poshgerm said...

What happened next. When I’d discovered the problem with my USB stick a few days previously, my first port of call had been the internet were I came across this article in the Linux Journal which delves into fixing the Boot Sector and FATs directly by editing certain hex values using Linux commands. Before even contemplating going down this route I wanted to exhaust all other avenues first. So the following evening, and carrying on from my ‘Update’ I once again loaded up the image file using ImDisk. I ran the TestDisk tool again just to make sure I was still seeing the same warnings reported previously, I was. I hit the internet again looking for other partition recover freeware tools, and downloaded Partition Find and Mount from Atola Technology. This tool found the mounted image, but when I tried the 3 different depths of scan that it provides, none of these found any partitions. At this point I went back to the output from TestDisk that I had run earlier, taking a closer look at the messages, this time. I then went back up a level to the top level menu from where I’d previously kicked off the ‘Analysis’ option. From this menu, I went into ‘Options’ but I nothing that seemed of any benefit, I then chose ‘Configure’ from the same menu and found that this would allow me to adjust the Cylinders, Heads, Sectors and Sector Size, [CHS] the tool was using while trying to analyse the image. I had a look at the setting for each of these and remembering back to what I’d read earlier on the Linux Journal these default setting didn’t look sensible. So, it was back to the internet to try and find the correct CHS values for a 16GB USB stick. I found this Boot Land forum item on CHS to LBA translations which indicated what the geometry for as 16GB USB stick might be. When I plugged the values gleaned from this post into TestDisk and re-analysed my image, it immediately identified just one partition with a name I instantly recognised! On selecting this partition I was presented with a listing of directory names and file names, some in white, some in red, that I knew had been on my USB key from before the corruption. This looked very promising! I now have the option to copy those files and directories, that are highlighted in white, to a new location. Result!!!

Tim said...

Thank you! Thank you! Thank you! These two posts just helped me recover a hard drive for a top level manager at my company! Using the --recover switch in PGP in conjunction with Testdisc allowed me to get everything back.

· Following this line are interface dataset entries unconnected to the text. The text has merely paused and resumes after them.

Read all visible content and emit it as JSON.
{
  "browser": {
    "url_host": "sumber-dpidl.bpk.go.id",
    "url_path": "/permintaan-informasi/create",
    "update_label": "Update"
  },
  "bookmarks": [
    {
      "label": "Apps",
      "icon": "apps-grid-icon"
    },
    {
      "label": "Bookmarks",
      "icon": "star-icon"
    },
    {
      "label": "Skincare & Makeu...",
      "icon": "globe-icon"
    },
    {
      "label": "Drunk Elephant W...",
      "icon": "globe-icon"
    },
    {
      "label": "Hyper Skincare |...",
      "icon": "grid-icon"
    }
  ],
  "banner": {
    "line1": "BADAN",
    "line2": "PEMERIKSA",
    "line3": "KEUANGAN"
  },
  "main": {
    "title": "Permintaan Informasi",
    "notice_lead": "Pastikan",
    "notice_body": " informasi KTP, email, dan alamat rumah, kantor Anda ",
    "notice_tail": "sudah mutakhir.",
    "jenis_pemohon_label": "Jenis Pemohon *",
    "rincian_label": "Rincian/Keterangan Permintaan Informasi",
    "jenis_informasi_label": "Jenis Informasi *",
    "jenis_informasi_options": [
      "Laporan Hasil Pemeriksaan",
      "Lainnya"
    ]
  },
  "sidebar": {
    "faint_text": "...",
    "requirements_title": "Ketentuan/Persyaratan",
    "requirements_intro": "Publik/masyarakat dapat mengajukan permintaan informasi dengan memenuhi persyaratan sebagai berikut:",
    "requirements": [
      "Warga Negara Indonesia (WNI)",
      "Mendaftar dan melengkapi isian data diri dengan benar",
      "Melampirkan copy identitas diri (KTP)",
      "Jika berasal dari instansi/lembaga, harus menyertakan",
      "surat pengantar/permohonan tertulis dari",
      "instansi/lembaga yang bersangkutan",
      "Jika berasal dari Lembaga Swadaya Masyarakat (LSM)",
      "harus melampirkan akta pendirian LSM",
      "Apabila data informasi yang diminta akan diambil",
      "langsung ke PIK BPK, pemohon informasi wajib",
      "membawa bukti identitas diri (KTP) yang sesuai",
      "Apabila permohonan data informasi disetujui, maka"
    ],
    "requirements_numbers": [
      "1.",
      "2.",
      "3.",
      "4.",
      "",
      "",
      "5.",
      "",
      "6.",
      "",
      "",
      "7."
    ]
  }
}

I had experience with Windows 7 AIK, but learning how to inject PGP into WinPE was invaluable! Really excellent posts. I am going to be checking this blog all the time now!